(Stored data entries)
* * * * *
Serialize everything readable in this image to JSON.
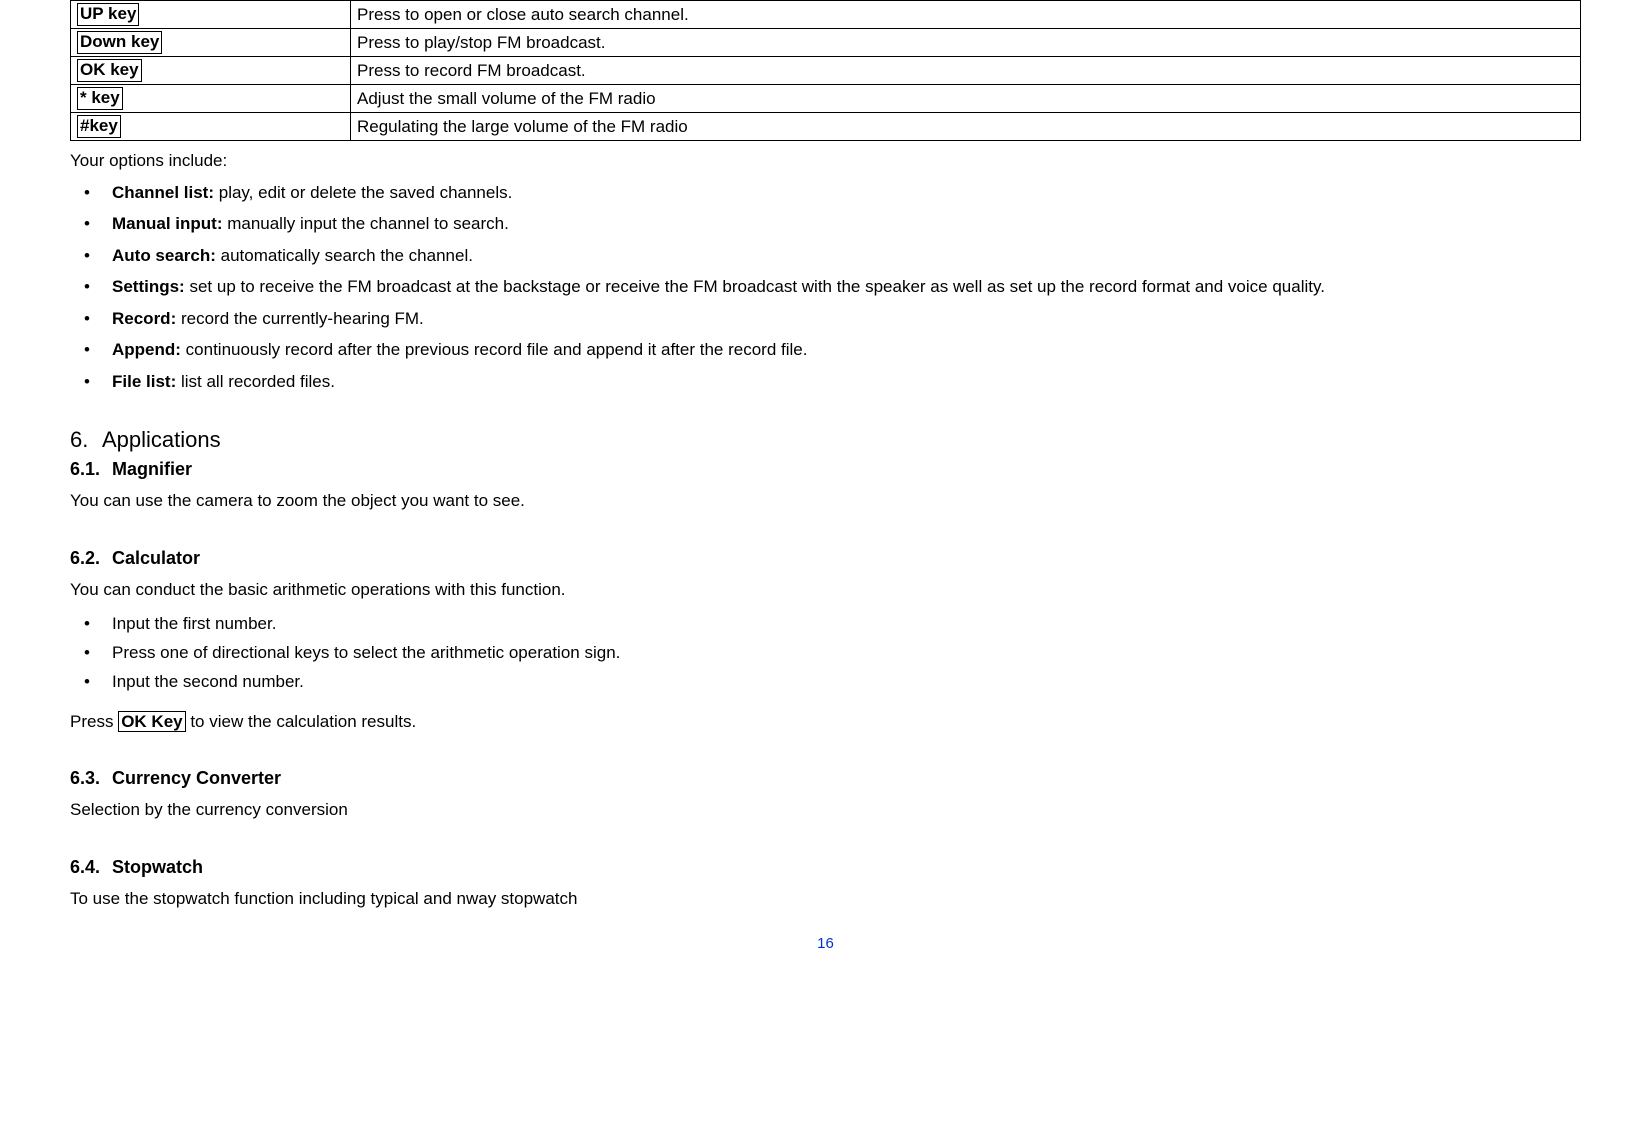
{
  "keytable": [
    {
      "key": "UP key",
      "desc": "Press to open or close auto search channel."
    },
    {
      "key": "Down key",
      "desc": "Press to play/stop FM broadcast."
    },
    {
      "key": "OK key",
      "desc": "Press to record FM broadcast."
    },
    {
      "key": "* key",
      "desc": "Adjust the small volume of the FM radio"
    },
    {
      "key": "#key",
      "desc": "Regulating the large volume of the FM radio"
    }
  ],
  "options_intro": "Your options include:",
  "options": [
    {
      "title": "Channel list:",
      "desc": " play, edit or delete the saved channels."
    },
    {
      "title": "Manual input:",
      "desc": " manually input the channel to search."
    },
    {
      "title": "Auto search:",
      "desc": " automatically search the channel."
    },
    {
      "title": "Settings:",
      "desc": " set up to receive the FM broadcast at the backstage or receive the FM broadcast with the speaker as well as set up the record format and voice quality."
    },
    {
      "title": "Record:",
      "desc": " record the currently-hearing FM."
    },
    {
      "title": "Append:",
      "desc": " continuously record after the previous record file and append it after the record file."
    },
    {
      "title": "File list:",
      "desc": " list all recorded files."
    }
  ],
  "section6": {
    "num": "6.",
    "title": "Applications"
  },
  "sub61": {
    "num": "6.1.",
    "title": "Magnifier",
    "desc": "You can use the camera to zoom the object you want to see."
  },
  "sub62": {
    "num": "6.2.",
    "title": "Calculator",
    "desc": "You can conduct the basic arithmetic operations with this function.",
    "steps": [
      "Input the first number.",
      "Press one of directional keys to select the arithmetic operation sign.",
      "Input the second number."
    ],
    "press_prefix": "Press ",
    "press_key": "OK Key",
    "press_suffix": " to view the calculation results."
  },
  "sub63": {
    "num": "6.3.",
    "title": "Currency Converter",
    "desc": "Selection by the currency conversion"
  },
  "sub64": {
    "num": "6.4.",
    "title": "Stopwatch",
    "desc": "To use the stopwatch function including typical and nway stopwatch"
  },
  "pagenum": "16"
}
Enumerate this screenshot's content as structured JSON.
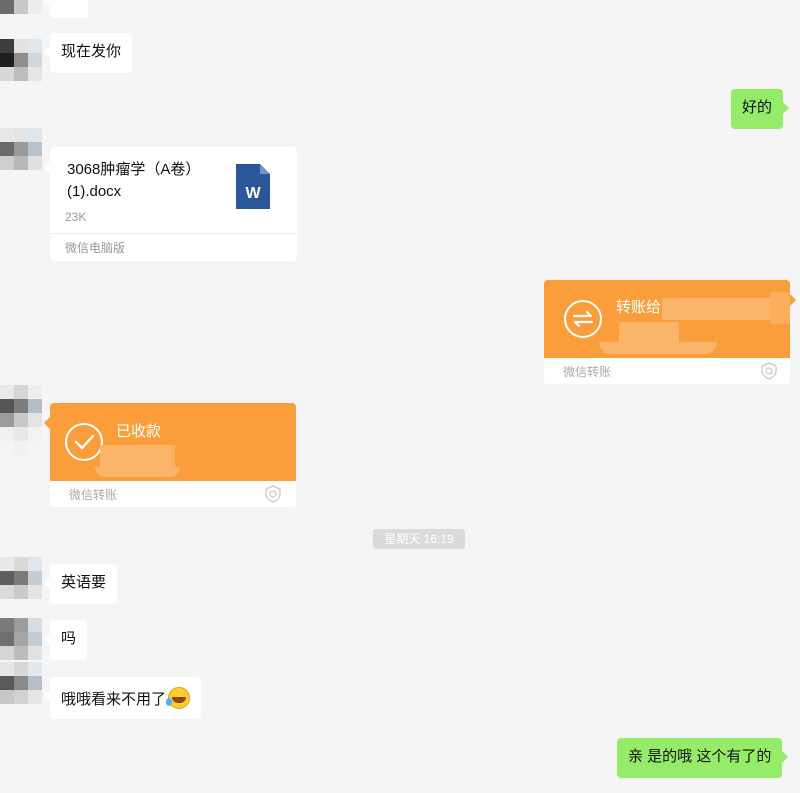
{
  "messages": {
    "top_partial": "",
    "now_send": "现在发你",
    "ok": "好的",
    "english_want": "英语要",
    "ma": "吗",
    "oh_no_need": "哦哦看来不用了",
    "yes_have": "亲 是的哦 这个有了的"
  },
  "file_card": {
    "name": "3068肿瘤学（A卷）(1).docx",
    "size": "23K",
    "source": "微信电脑版",
    "icon": "word-doc-icon"
  },
  "transfer_sent": {
    "title": "转账给",
    "source": "微信转账",
    "icon": "transfer-arrows-icon"
  },
  "transfer_received": {
    "title": "已收款",
    "source": "微信转账",
    "icon": "check-circle-icon"
  },
  "timestamp": "星期天 16:19",
  "colors": {
    "background": "#f5f5f5",
    "self_bubble": "#95ec69",
    "other_bubble": "#ffffff",
    "transfer_orange": "#fa9d3b",
    "word_blue": "#2b579a"
  }
}
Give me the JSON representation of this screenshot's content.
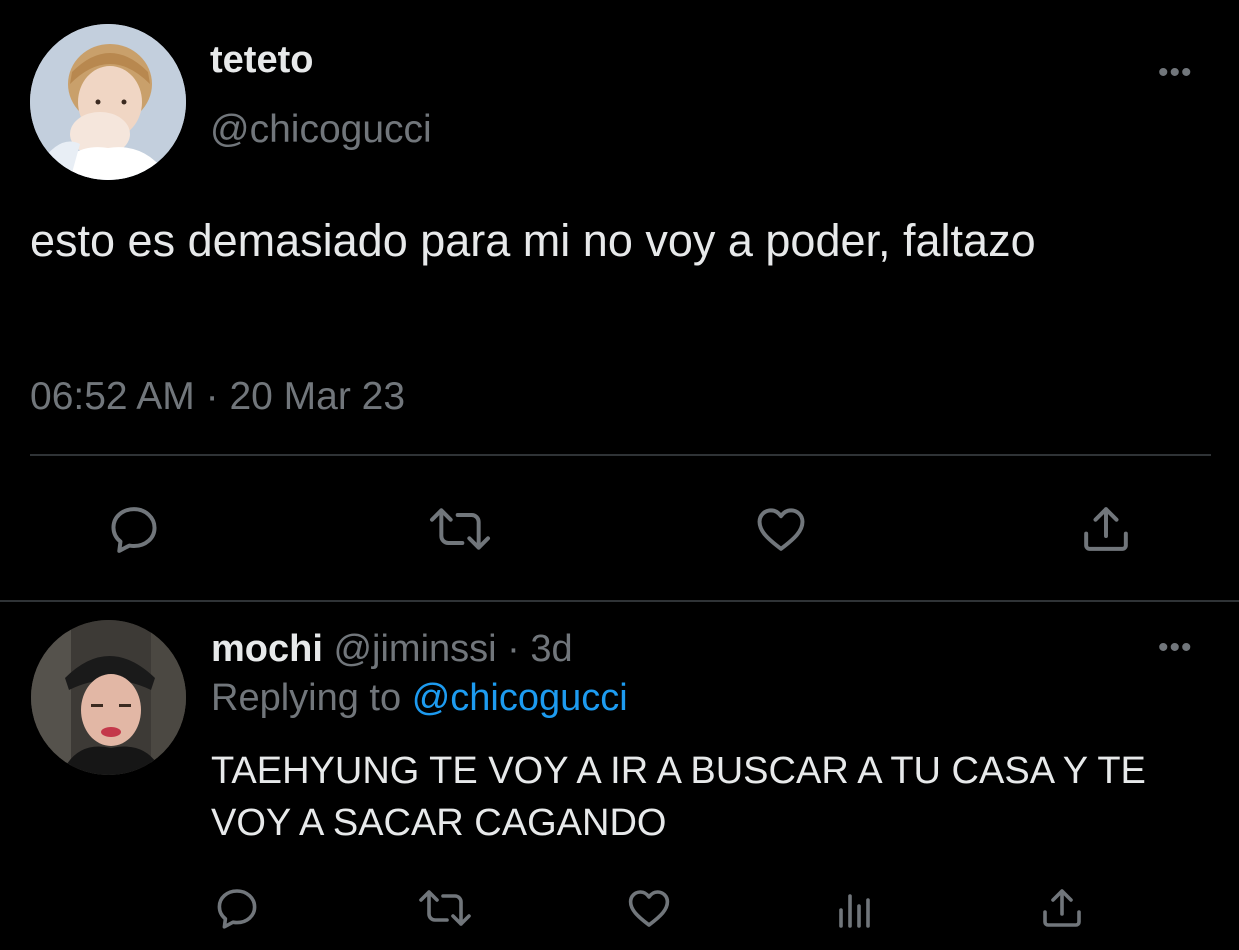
{
  "main_tweet": {
    "author": {
      "display_name": "teteto",
      "handle": "@chicogucci"
    },
    "text": "esto es demasiado para mi no voy a poder, faltazo",
    "time": "06:52 AM",
    "separator": "·",
    "date": "20 Mar 23",
    "more_label": "•••",
    "actions": [
      {
        "name": "reply",
        "icon": "comment-icon"
      },
      {
        "name": "retweet",
        "icon": "retweet-icon"
      },
      {
        "name": "like",
        "icon": "heart-icon"
      },
      {
        "name": "share",
        "icon": "share-icon"
      }
    ]
  },
  "reply": {
    "author": {
      "display_name": "mochi",
      "handle": "@jiminssi",
      "separator": "·",
      "age": "3d"
    },
    "replying_prefix": "Replying to",
    "replying_to": "@chicogucci",
    "text": "TAEHYUNG TE VOY A IR A BUSCAR A TU CASA Y TE VOY A SACAR CAGANDO",
    "more_label": "•••",
    "actions": [
      {
        "name": "reply",
        "icon": "comment-icon"
      },
      {
        "name": "retweet",
        "icon": "retweet-icon"
      },
      {
        "name": "like",
        "icon": "heart-icon"
      },
      {
        "name": "analytics",
        "icon": "analytics-icon"
      },
      {
        "name": "share",
        "icon": "share-icon"
      }
    ]
  },
  "colors": {
    "background": "#000000",
    "text_primary": "#e7e9ea",
    "text_muted": "#71767b",
    "link": "#1d9bf0",
    "divider": "#2f3336"
  }
}
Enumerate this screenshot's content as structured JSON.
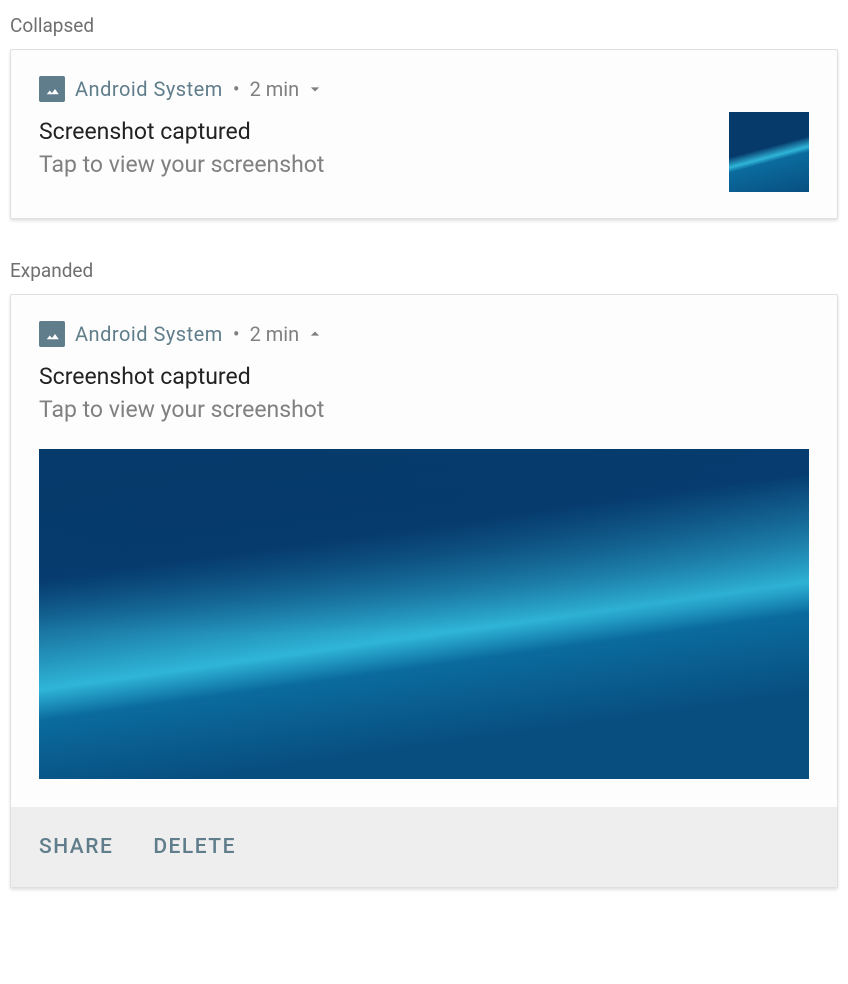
{
  "collapsed": {
    "section_label": "Collapsed",
    "app_name": "Android  System",
    "separator": "•",
    "timestamp": "2 min",
    "title": "Screenshot captured",
    "subtitle": "Tap to view your screenshot"
  },
  "expanded": {
    "section_label": "Expanded",
    "app_name": "Android  System",
    "separator": "•",
    "timestamp": "2 min",
    "title": "Screenshot captured",
    "subtitle": "Tap to view your screenshot",
    "actions": {
      "share": "SHARE",
      "delete": "DELETE"
    }
  }
}
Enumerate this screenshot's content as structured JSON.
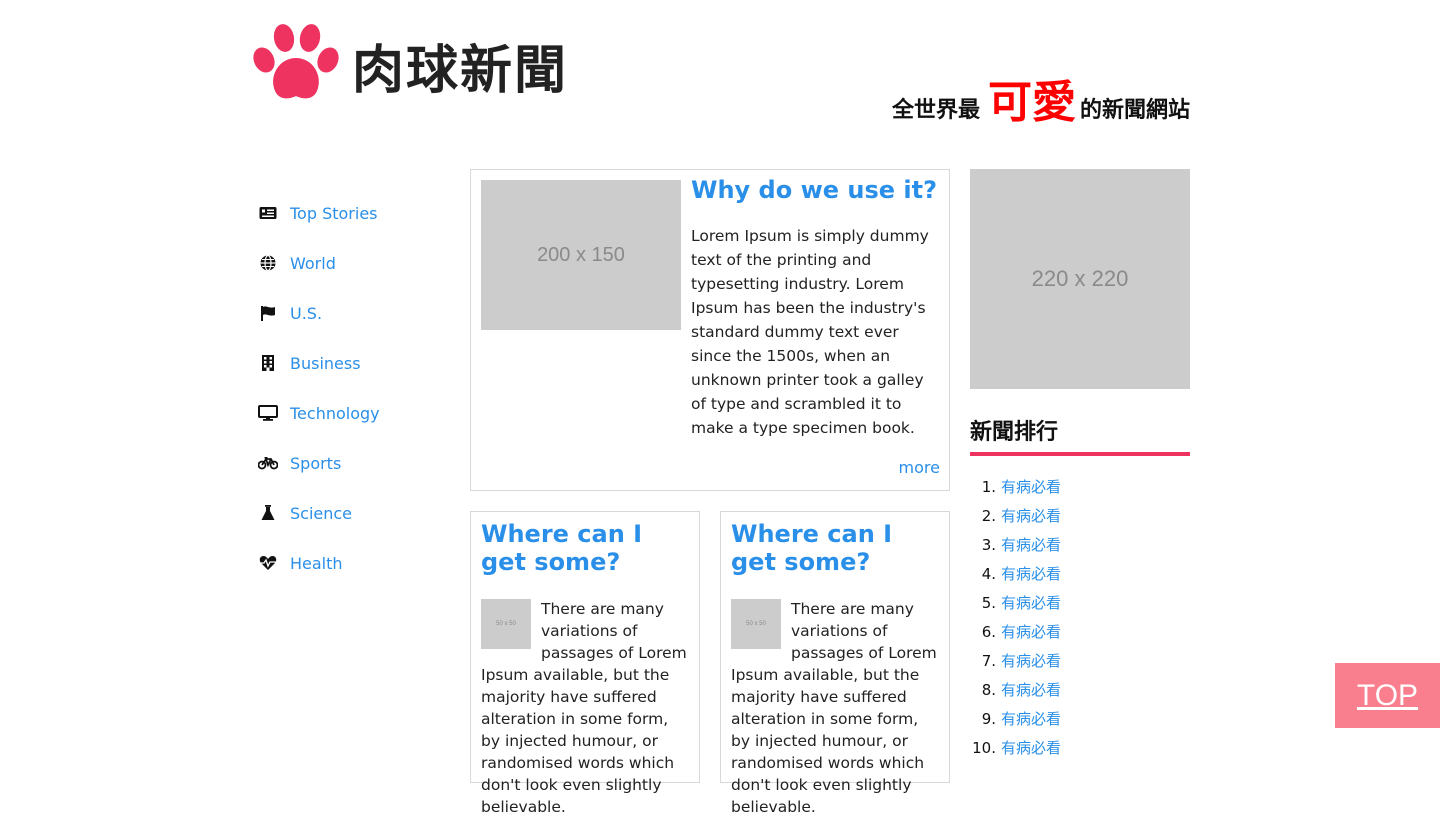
{
  "header": {
    "logo_text": "肉球新聞",
    "tagline_prefix": "全世界最",
    "tagline_highlight": "可愛",
    "tagline_suffix": "的新聞網站"
  },
  "nav": {
    "items": [
      {
        "label": "Top Stories",
        "icon": "newspaper-icon"
      },
      {
        "label": "World",
        "icon": "globe-icon"
      },
      {
        "label": "U.S.",
        "icon": "flag-icon"
      },
      {
        "label": "Business",
        "icon": "building-icon"
      },
      {
        "label": "Technology",
        "icon": "monitor-icon"
      },
      {
        "label": "Sports",
        "icon": "bicycle-icon"
      },
      {
        "label": "Science",
        "icon": "flask-icon"
      },
      {
        "label": "Health",
        "icon": "heartbeat-icon"
      }
    ]
  },
  "main": {
    "feature": {
      "image_placeholder": "200 x 150",
      "title": "Why do we use it?",
      "body": "Lorem Ipsum is simply dummy text of the printing and typesetting industry. Lorem Ipsum has been the industry's standard dummy text ever since the 1500s, when an unknown printer took a galley of type and scrambled it to make a type specimen book.",
      "more_label": "more"
    },
    "cards": [
      {
        "title": "Where can I get some?",
        "thumb_placeholder": "50 x 50",
        "body": "There are many variations of passages of Lorem Ipsum available, but the majority have suffered alteration in some form, by injected humour, or randomised words which don't look even slightly believable."
      },
      {
        "title": "Where can I get some?",
        "thumb_placeholder": "50 x 50",
        "body": "There are many variations of passages of Lorem Ipsum available, but the majority have suffered alteration in some form, by injected humour, or randomised words which don't look even slightly believable."
      }
    ]
  },
  "sidebar": {
    "ad_placeholder": "220 x 220",
    "ranking_title": "新聞排行",
    "ranking": [
      {
        "num": "1.",
        "label": "有病必看"
      },
      {
        "num": "2.",
        "label": "有病必看"
      },
      {
        "num": "3.",
        "label": "有病必看"
      },
      {
        "num": "4.",
        "label": "有病必看"
      },
      {
        "num": "5.",
        "label": "有病必看"
      },
      {
        "num": "6.",
        "label": "有病必看"
      },
      {
        "num": "7.",
        "label": "有病必看"
      },
      {
        "num": "8.",
        "label": "有病必看"
      },
      {
        "num": "9.",
        "label": "有病必看"
      },
      {
        "num": "10.",
        "label": "有病必看"
      }
    ]
  },
  "top_button": {
    "label": "TOP"
  },
  "colors": {
    "link": "#2a8fe8",
    "accent": "#ef3360",
    "highlight": "#ff0000",
    "top_button": "#f97f8e",
    "placeholder": "#cccccc"
  }
}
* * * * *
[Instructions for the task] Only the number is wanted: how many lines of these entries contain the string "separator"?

[Task solution] 4